    Staying cool
    To avoid heat exhaustion and overexposure to the sun, follow these steps to stay cool and safe this summer:

  • Flip your lid over home canning

    There’s nothing like the smell of fresh, homegrown tomatoes.
    That is exactly what it smelled like in the Carol Raye Dowling Health Services Center at the University of South Carolina Lancaster where in mid-June participants peeled and quartered dozens of tomatoes during Clemson University Cooperation Extension’s hands-on canning course.
    Canning is one of the most time-tested ways to preserve that smell and taste of fresh food, but it must be done carefully.

  • Rising star

    Eighteen-year-old Morgan “Hot Shoe” Turpen has lofty dreams.
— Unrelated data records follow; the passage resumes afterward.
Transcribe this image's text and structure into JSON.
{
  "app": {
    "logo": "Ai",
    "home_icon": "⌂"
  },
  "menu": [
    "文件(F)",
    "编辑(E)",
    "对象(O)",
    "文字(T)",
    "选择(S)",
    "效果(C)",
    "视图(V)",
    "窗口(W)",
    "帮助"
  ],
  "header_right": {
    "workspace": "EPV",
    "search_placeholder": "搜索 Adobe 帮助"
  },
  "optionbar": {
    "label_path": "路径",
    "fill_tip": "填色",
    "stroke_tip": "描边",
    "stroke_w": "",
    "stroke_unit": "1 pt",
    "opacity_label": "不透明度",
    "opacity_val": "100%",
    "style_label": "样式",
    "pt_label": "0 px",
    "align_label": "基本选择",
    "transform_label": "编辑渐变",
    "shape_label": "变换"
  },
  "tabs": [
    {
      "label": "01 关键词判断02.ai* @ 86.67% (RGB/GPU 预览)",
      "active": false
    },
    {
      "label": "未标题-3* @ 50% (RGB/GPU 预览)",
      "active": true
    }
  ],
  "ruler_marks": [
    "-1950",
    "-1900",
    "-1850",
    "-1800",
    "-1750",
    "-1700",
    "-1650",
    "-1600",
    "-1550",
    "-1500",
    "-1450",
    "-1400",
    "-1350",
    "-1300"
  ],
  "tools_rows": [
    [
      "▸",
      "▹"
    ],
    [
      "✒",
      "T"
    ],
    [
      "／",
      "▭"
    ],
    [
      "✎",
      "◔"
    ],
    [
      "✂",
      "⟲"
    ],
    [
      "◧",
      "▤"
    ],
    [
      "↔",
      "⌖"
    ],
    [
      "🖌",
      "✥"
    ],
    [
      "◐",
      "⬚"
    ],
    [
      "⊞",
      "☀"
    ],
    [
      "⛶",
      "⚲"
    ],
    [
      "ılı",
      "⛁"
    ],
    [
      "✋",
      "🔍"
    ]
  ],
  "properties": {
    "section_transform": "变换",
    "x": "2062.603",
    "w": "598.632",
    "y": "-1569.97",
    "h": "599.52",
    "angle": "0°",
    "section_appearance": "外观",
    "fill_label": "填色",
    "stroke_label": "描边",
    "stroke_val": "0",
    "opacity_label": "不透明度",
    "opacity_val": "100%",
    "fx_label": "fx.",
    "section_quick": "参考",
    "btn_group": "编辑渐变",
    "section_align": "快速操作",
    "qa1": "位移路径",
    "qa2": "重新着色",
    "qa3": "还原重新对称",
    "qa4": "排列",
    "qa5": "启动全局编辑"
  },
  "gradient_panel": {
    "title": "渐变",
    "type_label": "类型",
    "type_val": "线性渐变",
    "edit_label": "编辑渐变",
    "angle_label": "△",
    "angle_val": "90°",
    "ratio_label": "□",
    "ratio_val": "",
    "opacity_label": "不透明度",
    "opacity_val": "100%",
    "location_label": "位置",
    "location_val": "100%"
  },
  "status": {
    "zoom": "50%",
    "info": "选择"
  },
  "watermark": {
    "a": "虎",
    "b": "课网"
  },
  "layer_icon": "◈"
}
    They include earning an education degree from the University of Memphis and becoming a teacher and high school softball coach and possibly, one day, a principal.

    But should that plan go awry, the Cordova, Tenn., native does have a back-up.

    For now, she has a 1,300-pound winged sprint car with a 360-cubic, 700-horsepower engine and a pair of racing gloves to fall back on. Later on, if she continues to grow and develop, that could mean NASCAR. 

  • Ida Claire! – Great Falls women start cheesecake company

    They have a wholesalers license and their product is certified as a South Carolina product. In fact, Barbara Lyles and Barbara Hilton even have a certificate from the Department of Homeland Security.

    “We are certified as not being terrorists,” Lyles said.

    Their product is made in South Carolina and they are licensed to sell. Homeland Security might want to rethink their designation, though, because the cheesecakes Lyles and Hilton make in their small business are definitely “the bomb.”

  • Long, low and slow

    According to the Hearth, Patio and Barbecue’s 2011 National Barbecue Poll, 70 percent of Americans prefer to cook out over eating out as a way to save money.

    If dad enjoys cooking out, firing up the grill for Father’s Day is a natural, low cost fit. It can be fun, easy and a stress-free way to avoid long restaurant lines.

    Instead of a gift card, new tie, socks or shirt, why not make your dad feel like a king with a great Father’s Day meal that will put a smile on his face?